In the fortnight after the poll, British Transport Police recorded 119 incidents including allegations of racist abuse and attacks at stations - equivalent to eight every day, The Press Association reported.
The number of alleged race hate offences logged by the force between 24 June and 7 July amounts to a 57% increase compared with the previous two weeks - and an even sharper rise of 78% on the equivalent period last year.
- There were 11 alleged race hate offences on June 25 - the day after the outcome of the vote was announced.
- Public order crimes were the most commonly recorded incidents, with dozens of suspects said to have made racist comments towards passengers or staff.
- In one episode at Hastings station in East Sussex on June 26, a suspect allegedly shouted at a victim who was speaking in Polish.
- There were three alleged instances of racially or religiously aggravated actual bodily harm, including one in which the victim was “perceived to be attacked due to their nationality”.
- At the time the FOI response was issued earlier this month, 22 people had been arrested in relation to the cases recorded in the fortnight after the referendum was held.

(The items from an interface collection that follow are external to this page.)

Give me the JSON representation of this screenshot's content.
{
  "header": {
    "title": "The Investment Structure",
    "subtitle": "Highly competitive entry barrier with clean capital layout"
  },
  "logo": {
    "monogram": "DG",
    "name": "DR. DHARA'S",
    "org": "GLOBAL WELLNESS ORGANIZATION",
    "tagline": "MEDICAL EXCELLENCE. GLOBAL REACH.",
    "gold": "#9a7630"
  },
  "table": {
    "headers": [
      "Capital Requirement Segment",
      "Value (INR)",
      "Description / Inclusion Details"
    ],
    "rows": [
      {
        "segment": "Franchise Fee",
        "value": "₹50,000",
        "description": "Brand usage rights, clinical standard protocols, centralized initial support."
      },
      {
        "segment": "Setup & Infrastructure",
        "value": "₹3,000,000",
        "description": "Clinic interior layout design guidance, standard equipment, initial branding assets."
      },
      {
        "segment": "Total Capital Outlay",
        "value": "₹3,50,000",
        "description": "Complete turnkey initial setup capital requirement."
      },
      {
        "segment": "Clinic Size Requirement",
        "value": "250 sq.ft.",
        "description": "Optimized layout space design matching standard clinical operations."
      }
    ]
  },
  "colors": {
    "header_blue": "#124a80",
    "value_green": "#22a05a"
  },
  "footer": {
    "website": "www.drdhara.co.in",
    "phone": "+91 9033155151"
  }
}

“These latest figures are very worrying, and they highlight the continuing need for staff presence at stations and on board trains.”
“We consistently hear from victims that one of the reasons they do not report incidents is a lack of confidence in authorities to deal with the issue.
“We would encourage BTP to look closely at the type of incidents being reported and take the opportunity to assess how effective their hate crime strategies are.”
BTP polices Britain’s railways as well as a number of urban networks such as London Underground.
Superintendent Chris Horton, of BTP, said: “Hate crime is totally unacceptable and has no place in society or on the rail network.
“We are aware that hate crime is under-reported and so in order to tackle it effectively, we need the public to stand up to those committing these sickening acts and report it to us. We will take every report seriously.
“We will always work tirelessly to ensure those who threaten or intimidate passengers are brought to justice.”
Last month it was revealed that more than 6,000 alleged hate crimes and incidents were reported to police in England, Wales and Northern Ireland in the four weeks from the middle of June. There was a slight fall after an initial spike, but the volume of reports was still around a third higher than the equivalent period last year.
Ministers have launched a new hate crime action plan, including steps to tackle offences perpetrated on public transport.